● **Exercise description**
Locate each line with the string "this" in the listing below and copy it.

*** Opening of Exercise data ***

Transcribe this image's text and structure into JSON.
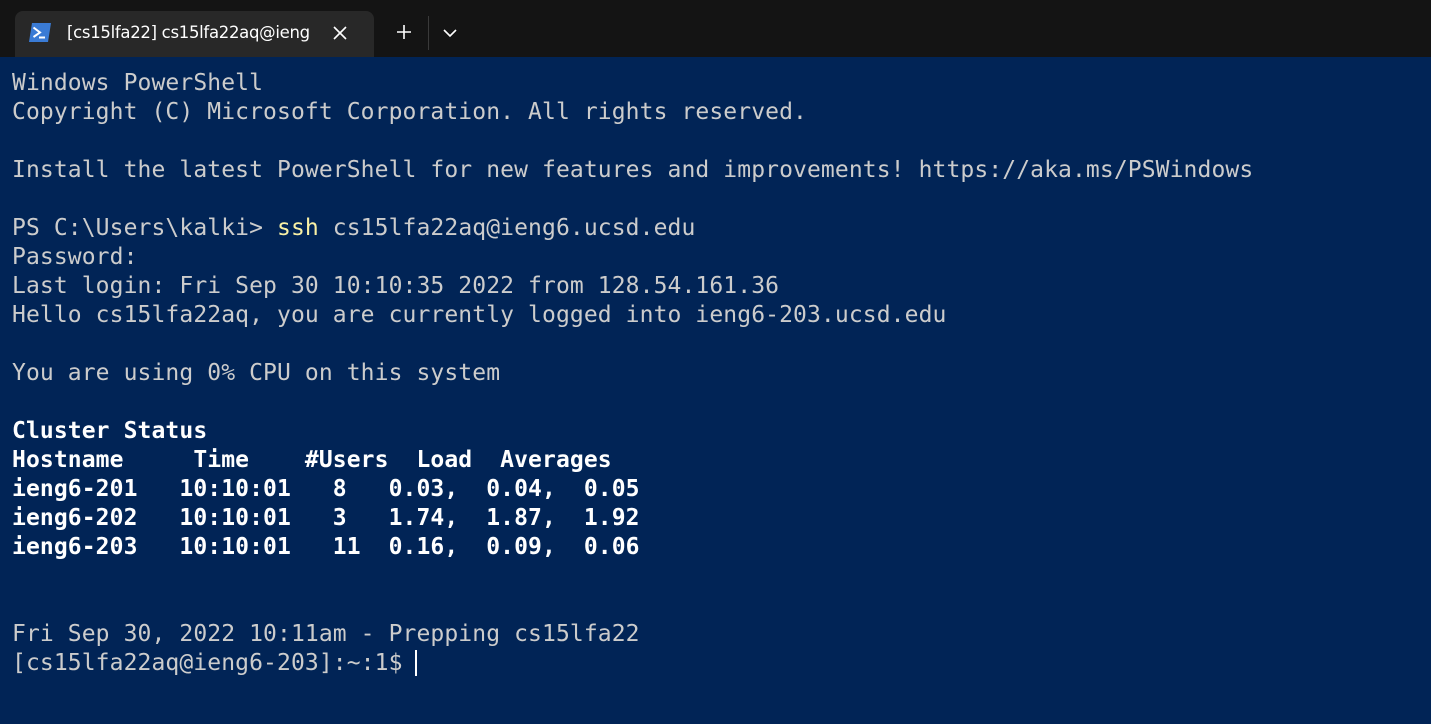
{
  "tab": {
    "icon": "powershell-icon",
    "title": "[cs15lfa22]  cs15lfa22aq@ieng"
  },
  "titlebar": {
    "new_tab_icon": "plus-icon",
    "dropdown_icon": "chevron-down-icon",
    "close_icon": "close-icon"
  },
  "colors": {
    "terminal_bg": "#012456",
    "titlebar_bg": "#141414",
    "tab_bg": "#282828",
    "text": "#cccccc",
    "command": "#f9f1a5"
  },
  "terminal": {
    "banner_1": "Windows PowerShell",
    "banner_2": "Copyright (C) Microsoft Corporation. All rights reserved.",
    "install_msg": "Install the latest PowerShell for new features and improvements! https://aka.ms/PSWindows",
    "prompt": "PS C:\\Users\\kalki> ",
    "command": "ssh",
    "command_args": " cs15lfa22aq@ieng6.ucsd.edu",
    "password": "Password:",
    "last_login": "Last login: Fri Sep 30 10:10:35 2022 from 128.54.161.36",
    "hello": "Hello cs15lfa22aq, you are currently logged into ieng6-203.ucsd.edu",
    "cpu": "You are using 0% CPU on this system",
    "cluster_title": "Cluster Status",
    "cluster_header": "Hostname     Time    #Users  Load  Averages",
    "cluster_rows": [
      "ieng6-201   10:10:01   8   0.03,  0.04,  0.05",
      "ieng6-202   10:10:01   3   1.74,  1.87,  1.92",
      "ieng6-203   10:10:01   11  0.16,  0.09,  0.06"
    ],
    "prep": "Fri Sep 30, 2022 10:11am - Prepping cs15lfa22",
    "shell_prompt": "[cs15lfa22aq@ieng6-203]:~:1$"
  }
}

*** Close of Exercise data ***

● **Worked solution**
Transcribe this image's text and structure into JSON.
    "cpu": "You are using 0% CPU on this system",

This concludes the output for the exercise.